Copy each line of the material below that includes the string "this".

────────────────────

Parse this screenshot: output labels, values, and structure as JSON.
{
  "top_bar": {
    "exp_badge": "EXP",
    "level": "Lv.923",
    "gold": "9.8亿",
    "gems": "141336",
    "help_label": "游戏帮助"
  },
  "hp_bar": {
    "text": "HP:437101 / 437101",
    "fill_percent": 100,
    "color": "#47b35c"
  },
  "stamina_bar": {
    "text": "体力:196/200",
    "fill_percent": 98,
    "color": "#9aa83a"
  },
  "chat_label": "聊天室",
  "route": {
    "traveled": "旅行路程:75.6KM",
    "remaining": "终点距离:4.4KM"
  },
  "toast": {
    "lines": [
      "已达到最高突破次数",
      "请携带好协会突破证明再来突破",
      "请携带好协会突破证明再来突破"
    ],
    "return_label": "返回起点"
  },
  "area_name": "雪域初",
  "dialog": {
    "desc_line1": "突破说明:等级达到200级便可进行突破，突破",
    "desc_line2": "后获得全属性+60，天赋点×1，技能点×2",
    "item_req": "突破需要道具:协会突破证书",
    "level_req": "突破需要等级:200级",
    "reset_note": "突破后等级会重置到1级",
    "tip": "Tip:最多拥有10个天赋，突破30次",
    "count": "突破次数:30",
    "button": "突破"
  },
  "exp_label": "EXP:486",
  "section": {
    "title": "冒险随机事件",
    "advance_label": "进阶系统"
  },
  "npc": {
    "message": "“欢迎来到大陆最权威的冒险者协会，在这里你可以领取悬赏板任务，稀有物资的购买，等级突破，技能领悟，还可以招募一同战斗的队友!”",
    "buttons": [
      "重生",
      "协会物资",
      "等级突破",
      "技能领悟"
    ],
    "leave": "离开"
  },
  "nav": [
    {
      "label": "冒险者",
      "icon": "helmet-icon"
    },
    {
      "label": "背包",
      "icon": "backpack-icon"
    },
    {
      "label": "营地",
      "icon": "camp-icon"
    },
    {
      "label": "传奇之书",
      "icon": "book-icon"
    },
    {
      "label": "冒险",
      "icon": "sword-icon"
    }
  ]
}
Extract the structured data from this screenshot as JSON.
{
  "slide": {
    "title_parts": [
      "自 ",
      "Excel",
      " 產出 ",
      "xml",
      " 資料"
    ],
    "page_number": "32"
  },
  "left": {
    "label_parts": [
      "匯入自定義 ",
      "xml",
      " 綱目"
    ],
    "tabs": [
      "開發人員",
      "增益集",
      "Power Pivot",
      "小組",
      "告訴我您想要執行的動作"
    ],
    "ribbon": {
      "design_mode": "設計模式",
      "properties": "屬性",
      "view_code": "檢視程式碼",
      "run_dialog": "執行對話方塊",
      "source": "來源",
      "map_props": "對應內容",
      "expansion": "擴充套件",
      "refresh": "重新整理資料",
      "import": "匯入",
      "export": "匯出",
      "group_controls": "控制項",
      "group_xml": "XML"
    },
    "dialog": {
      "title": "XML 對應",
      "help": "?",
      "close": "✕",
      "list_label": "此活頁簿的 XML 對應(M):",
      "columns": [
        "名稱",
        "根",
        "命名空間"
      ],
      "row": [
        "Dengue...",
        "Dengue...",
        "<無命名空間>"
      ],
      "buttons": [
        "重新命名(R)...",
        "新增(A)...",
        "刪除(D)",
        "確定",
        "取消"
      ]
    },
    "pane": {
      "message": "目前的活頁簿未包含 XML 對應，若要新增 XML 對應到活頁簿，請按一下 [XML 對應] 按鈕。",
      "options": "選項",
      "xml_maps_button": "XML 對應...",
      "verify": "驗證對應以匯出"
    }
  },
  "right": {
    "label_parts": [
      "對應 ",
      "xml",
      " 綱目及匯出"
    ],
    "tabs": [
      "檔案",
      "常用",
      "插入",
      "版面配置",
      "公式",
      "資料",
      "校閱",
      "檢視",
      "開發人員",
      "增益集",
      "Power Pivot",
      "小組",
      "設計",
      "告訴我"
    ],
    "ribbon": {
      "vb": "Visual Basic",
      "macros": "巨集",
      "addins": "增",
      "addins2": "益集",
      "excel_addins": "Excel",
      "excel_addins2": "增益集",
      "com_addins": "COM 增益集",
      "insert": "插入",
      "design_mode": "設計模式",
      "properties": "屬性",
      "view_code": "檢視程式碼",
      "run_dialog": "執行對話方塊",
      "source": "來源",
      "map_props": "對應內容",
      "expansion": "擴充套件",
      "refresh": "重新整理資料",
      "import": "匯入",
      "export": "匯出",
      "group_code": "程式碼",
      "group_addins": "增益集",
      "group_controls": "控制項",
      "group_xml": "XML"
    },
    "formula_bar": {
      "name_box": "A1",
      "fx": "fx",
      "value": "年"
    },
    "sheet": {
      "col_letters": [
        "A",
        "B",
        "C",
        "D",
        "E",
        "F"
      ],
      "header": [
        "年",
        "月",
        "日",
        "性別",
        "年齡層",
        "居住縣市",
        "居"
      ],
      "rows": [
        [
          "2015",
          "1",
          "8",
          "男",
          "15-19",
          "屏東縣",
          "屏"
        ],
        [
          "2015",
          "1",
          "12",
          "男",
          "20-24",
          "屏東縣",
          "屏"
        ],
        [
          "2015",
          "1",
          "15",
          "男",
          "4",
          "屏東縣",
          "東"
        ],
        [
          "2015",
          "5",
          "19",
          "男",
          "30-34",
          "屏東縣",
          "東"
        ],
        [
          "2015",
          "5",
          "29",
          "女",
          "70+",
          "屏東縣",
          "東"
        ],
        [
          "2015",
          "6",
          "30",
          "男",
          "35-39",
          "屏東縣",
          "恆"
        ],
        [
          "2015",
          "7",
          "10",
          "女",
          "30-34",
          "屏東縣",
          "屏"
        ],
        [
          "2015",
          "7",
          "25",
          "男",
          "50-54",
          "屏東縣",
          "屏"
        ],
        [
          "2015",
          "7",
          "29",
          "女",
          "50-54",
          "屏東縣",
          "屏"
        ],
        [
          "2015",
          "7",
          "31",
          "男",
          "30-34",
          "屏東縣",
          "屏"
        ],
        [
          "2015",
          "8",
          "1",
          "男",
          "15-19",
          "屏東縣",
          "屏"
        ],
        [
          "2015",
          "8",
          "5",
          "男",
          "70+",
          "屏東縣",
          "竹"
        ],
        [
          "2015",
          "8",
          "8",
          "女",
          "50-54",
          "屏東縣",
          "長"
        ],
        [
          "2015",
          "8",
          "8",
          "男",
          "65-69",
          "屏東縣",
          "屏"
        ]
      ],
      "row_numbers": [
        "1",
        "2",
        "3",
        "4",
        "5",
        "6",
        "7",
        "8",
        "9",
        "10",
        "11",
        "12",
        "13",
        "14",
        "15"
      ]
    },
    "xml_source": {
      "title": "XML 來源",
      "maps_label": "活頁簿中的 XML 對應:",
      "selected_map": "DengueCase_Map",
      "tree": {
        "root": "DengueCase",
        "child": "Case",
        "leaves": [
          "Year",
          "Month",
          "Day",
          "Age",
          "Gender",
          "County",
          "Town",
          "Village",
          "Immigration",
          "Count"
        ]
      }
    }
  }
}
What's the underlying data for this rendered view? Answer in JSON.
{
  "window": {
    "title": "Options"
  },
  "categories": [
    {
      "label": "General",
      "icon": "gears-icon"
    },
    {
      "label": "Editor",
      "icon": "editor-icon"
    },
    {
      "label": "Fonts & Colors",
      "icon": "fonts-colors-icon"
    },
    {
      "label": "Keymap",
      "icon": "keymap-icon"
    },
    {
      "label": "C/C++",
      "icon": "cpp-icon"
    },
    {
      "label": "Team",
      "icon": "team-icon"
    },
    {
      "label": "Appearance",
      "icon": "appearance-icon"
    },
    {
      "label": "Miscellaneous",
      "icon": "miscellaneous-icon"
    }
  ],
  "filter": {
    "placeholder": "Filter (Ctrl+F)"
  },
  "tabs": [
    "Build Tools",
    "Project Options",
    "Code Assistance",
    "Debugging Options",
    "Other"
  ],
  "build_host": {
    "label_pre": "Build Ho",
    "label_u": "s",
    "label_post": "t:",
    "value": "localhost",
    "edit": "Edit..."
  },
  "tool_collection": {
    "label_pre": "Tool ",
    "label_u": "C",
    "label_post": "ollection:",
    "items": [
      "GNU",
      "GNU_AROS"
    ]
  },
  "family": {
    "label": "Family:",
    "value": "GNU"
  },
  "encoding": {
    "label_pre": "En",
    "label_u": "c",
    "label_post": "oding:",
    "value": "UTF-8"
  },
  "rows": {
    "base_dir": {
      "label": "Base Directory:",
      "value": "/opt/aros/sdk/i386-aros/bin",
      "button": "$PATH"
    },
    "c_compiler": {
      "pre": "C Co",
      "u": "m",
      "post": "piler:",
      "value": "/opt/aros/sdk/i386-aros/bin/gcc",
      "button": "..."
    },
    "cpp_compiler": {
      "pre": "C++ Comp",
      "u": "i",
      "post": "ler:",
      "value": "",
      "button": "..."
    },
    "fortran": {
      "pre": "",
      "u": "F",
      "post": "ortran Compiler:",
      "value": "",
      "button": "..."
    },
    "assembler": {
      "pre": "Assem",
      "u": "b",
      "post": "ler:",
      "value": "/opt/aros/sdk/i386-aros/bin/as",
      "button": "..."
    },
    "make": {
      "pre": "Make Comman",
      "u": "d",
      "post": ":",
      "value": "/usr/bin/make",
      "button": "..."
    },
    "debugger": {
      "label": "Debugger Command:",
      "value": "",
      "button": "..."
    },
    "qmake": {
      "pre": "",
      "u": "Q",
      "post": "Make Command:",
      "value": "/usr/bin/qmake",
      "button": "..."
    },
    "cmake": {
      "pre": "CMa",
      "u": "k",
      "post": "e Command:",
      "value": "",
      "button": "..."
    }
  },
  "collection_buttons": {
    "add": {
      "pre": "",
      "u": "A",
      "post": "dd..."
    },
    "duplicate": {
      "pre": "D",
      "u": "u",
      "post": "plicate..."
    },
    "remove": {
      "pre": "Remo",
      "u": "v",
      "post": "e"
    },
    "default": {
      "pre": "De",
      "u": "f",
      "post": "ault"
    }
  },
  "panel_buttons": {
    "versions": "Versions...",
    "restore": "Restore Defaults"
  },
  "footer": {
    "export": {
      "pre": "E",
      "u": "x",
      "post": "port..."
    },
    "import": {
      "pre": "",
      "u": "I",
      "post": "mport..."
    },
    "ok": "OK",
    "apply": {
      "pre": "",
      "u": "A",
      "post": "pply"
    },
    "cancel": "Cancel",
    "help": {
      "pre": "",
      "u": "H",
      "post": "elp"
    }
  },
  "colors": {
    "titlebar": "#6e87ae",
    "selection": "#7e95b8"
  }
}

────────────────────

▶ Exercise result
Parse this screenshot: output labels, values, and structure as JSON.
Extract the structured data from this screenshot as JSON.
What's the underlying data for this rendered view? Answer in JSON.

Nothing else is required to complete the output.